Aim of the task: Reproduce the records precisely. Every line should be included.

────────

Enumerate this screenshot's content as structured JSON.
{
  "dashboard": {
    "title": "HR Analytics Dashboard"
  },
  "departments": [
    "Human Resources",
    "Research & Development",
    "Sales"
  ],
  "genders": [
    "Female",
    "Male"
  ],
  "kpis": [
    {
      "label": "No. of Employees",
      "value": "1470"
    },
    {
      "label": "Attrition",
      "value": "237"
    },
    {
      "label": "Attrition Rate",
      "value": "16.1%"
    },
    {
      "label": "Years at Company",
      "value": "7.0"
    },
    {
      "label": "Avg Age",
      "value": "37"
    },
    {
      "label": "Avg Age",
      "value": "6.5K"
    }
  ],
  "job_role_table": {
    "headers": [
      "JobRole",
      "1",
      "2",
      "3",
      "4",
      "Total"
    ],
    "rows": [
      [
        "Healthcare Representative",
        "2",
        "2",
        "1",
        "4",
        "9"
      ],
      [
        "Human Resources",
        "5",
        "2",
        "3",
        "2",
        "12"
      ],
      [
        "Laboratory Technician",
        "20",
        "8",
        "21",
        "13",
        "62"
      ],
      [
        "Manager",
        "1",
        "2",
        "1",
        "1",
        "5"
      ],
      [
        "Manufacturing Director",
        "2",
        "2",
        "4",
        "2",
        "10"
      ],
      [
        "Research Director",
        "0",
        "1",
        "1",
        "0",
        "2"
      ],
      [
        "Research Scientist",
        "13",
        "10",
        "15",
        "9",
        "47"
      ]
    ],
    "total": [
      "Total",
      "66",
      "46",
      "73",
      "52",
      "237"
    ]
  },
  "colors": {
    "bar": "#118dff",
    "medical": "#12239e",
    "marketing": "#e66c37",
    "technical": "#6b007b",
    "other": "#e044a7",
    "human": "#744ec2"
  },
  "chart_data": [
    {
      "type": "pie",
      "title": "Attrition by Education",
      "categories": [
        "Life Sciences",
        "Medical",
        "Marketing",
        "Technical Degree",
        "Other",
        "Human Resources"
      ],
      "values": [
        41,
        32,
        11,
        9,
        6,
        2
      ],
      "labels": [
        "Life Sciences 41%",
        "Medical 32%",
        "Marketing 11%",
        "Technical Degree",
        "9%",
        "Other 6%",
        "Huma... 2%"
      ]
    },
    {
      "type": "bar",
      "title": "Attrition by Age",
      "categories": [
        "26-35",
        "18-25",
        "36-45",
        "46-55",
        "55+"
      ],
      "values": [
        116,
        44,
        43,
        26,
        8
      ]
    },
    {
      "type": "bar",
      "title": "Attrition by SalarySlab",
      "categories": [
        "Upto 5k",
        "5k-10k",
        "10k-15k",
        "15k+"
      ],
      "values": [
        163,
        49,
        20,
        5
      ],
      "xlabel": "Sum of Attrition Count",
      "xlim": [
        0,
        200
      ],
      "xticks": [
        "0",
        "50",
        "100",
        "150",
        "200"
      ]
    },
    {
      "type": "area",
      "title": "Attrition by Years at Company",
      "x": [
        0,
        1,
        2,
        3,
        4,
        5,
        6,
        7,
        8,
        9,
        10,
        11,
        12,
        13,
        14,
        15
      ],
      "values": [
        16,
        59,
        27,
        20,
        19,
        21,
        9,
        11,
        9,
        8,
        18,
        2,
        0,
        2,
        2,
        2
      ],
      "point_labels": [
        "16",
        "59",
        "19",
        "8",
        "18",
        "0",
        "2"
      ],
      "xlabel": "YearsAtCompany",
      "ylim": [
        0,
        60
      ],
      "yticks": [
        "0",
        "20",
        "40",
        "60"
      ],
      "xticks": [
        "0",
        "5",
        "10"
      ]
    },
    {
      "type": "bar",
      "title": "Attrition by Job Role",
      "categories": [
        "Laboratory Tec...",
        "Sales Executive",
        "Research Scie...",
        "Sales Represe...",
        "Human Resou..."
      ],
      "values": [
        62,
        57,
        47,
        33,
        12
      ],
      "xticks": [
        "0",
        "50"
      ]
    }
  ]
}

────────

Exercise output:
Enumerate this screenshot's content as structured JSON.
{
  "dashboard": {
    "title": "HR Analytics Dashboard"
  },
  "departments": [
    "Human Resources",
    "Research & Development",
    "Sales"
  ],
  "genders": [
    "Female",
    "Male"
  ],
  "kpis": [
    {
      "label": "No. of Employees",
      "value": "1470"
    },
    {
      "label": "Attrition",
      "value": "237"
    },
    {
      "label": "Attrition Rate",
      "value": "16.1%"
    },
    {
      "label": "Years at Company",
      "value": "7.0"
    },
    {
      "label": "Avg Age",
      "value": "37"
    },
    {
      "label": "Avg Age",
      "value": "6.5K"
    }
  ],
  "job_role_table": {
    "headers": [
      "JobRole",
      "1",
      "2",
      "3",
      "4",
      "Total"
    ],
    "rows": [
      [
        "Healthcare Representative",
        "2",
        "2",
        "1",
        "4",
        "9"
      ],
      [
        "Human Resources",
        "5",
        "2",
        "3",
        "2",
        "12"
      ],
      [
        "Laboratory Technician",
        "20",
        "8",
        "21",
        "13",
        "62"
      ],
      [
        "Manager",
        "1",
        "2",
        "1",
        "1",
        "5"
      ],
      [
        "Manufacturing Director",
        "2",
        "2",
        "4",
        "2",
        "10"
      ],
      [
        "Research Director",
        "0",
        "1",
        "1",
        "0",
        "2"
      ],
      [
        "Research Scientist",
        "13",
        "10",
        "15",
        "9",
        "47"
      ]
    ],
    "total": [
      "Total",
      "66",
      "46",
      "73",
      "52",
      "237"
    ]
  },
  "colors": {
    "bar": "#118dff",
    "medical": "#12239e",
    "marketing": "#e66c37",
    "technical": "#6b007b",
    "other": "#e044a7",
    "human": "#744ec2"
  },
  "chart_data": [
    {
      "type": "pie",
      "title": "Attrition by Education",
      "categories": [
        "Life Sciences",
        "Medical",
        "Marketing",
        "Technical Degree",
        "Other",
        "Human Resources"
      ],
      "values": [
        41,
        32,
        11,
        9,
        6,
        2
      ],
      "labels": [
        "Life Sciences 41%",
        "Medical 32%",
        "Marketing 11%",
        "Technical Degree",
        "9%",
        "Other 6%",
        "Huma... 2%"
      ]
    },
    {
      "type": "bar",
      "title": "Attrition by Age",
      "categories": [
        "26-35",
        "18-25",
        "36-45",
        "46-55",
        "55+"
      ],
      "values": [
        116,
        44,
        43,
        26,
        8
      ]
    },
    {
      "type": "bar",
      "title": "Attrition by SalarySlab",
      "categories": [
        "Upto 5k",
        "5k-10k",
        "10k-15k",
        "15k+"
      ],
      "values": [
        163,
        49,
        20,
        5
      ],
      "xlabel": "Sum of Attrition Count",
      "xlim": [
        0,
        200
      ],
      "xticks": [
        "0",
        "50",
        "100",
        "150",
        "200"
      ]
    },
    {
      "type": "area",
      "title": "Attrition by Years at Company",
      "x": [
        0,
        1,
        2,
        3,
        4,
        5,
        6,
        7,
        8,
        9,
        10,
        11,
        12,
        13,
        14,
        15
      ],
      "values": [
        16,
        59,
        27,
        20,
        19,
        21,
        9,
        11,
        9,
        8,
        18,
        2,
        0,
        2,
        2,
        2
      ],
      "point_labels": [
        "16",
        "59",
        "19",
        "8",
        "18",
        "0",
        "2"
      ],
      "xlabel": "YearsAtCompany",
      "ylim": [
        0,
        60
      ],
      "yticks": [
        "0",
        "20",
        "40",
        "60"
      ],
      "xticks": [
        "0",
        "5",
        "10"
      ]
    },
    {
      "type": "bar",
      "title": "Attrition by Job Role",
      "categories": [
        "Laboratory Tec...",
        "Sales Executive",
        "Research Scie...",
        "Sales Represe...",
        "Human Resou..."
      ],
      "values": [
        62,
        57,
        47,
        33,
        12
      ],
      "xticks": [
        "0",
        "50"
      ]
    }
  ]
}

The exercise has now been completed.